The Supreme Court bench has reserved their judgement.
Another positive development took place in July last year, when the Ministry of Social Justice and Empowerment was appointed as the lead ministry by the Prime Minister's Office to look into transgender issues which were cross cutting. For instance, health, identity and education issues, Aadhar cards, ration cards, were with different ministries. Transgenders do not benefit from existing schemes.
The first ever National Consultancy Meeting on the issues of transgenders was held on August 23, 2013. There are cultural and social differences in different states. It was decided to constitute a task force with representatives from transgender community, academics, doctors, and representative for the various concerned departments. The expert committee is expected to give its recommendations next month.
What is also significant is that for the first time in the country, the Planning Commission in the 12th Five Year plan has identified development issues for transgenders.
The Centre's department of Aids Control has engaged with transgenders and hijras since 1999. It took a pragmatic approach to address their vulnerability to HIV AIDS which is as high as 18 per cent in some states.
The programmes extend health services to transgenders and is an entry point to address issues of stigma, social and economic exclusion.

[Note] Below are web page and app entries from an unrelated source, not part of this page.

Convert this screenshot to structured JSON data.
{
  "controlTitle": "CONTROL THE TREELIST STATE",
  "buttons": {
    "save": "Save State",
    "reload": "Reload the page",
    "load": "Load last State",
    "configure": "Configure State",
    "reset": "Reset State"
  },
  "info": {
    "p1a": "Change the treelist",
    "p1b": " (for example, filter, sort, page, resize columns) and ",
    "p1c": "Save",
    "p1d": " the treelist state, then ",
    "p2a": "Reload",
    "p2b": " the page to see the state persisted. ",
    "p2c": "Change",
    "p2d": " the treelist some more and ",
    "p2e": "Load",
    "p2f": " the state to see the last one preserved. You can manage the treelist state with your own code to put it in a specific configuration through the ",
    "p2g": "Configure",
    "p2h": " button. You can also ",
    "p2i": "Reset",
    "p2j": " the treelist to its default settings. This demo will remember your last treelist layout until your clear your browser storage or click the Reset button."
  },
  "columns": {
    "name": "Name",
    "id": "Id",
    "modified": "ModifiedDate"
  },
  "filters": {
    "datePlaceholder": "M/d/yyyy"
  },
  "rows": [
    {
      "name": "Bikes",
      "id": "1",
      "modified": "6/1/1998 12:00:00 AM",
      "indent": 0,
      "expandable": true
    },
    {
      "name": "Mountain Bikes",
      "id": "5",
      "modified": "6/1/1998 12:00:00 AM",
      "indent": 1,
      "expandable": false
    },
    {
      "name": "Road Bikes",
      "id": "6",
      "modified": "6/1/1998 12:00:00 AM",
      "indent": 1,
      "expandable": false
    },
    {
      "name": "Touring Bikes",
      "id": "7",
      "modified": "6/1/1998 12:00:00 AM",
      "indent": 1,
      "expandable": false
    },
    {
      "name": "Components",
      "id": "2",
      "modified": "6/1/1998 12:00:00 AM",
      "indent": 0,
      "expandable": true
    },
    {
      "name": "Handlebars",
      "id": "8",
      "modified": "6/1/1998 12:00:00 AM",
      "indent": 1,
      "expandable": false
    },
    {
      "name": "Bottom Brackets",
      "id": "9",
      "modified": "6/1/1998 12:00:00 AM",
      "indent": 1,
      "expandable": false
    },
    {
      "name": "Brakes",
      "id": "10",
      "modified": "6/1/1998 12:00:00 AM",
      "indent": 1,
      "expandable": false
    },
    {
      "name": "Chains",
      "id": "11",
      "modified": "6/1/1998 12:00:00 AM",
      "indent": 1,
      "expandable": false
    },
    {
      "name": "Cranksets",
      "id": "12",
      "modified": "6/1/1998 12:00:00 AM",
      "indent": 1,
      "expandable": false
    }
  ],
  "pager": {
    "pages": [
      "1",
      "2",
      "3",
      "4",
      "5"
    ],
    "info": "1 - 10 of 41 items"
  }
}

Lov Verma, Secretary of the Department of Aids Control, said, "Among general population HIV prevalence is 0.27 per cent. Among transgenders and Hijras it goes up to 8.82 per cent. That gives you an idea of where exactly the challenge lies. Because it is such hidden population, the first challenge was to know the numbers, so that we are able to design an intervention accordingly. That is why it was very important and we got National Institute of Epidemiology on board, and they have done a fantastic study over 17 states and they have mapped the existence of this community in both the rural and urban areas."
Till date no census has been conducted on the transgender and Hijra community. The mapping exercise is reportedly the first in the world, and indicates that the department's interventions need to be scaled up four to five times. The challenge is to access the hijra gharanas and build leadership in a community that is marked by low levels of education.
Transgender/Hijra activist Abhina Aher, who is also founder of the Dancing Queens troupe, said the community was losing people everyday. "The other day I got a call from Mumbai. One of my best dancers had committed suicide because she could not reveal her HIV status to her family. She slit her own throat. It was shocking. Do you understand that kind of trauma? Transgenders at the age of 23, 24, 25, 26 years are dying. Interventions with young transgenders have become necessary."
But these efforts to bring transgenders and hijras into the mainstream are in disjunct with the Supreme Court's ruling on December 11 criminalising their sexual behaviour. The court overruled the landmark decision of the Delhi High Court four years ago, which had read down Section 377 of the Indian Penal Code.
Even as central ministries are taking proactive steps to give hijras and transgenders a right to live with dignity and a legal identity, the Supreme Court's ruling criminalising gay sex has been a setback.
The law is deeply symbolic for trans identities who face oppression in private and public places, and a daily struggle against blackmail and police harassment.
The question is of dignity for the third gender.
Get Breaking news, live coverage, and Latest News from India and around the world on NDTV.com. Catch all the Live TV action on NDTV 24x7 and NDTV India. Like us on Facebook or follow us on Twitter and Instagram for latest news and live news updates.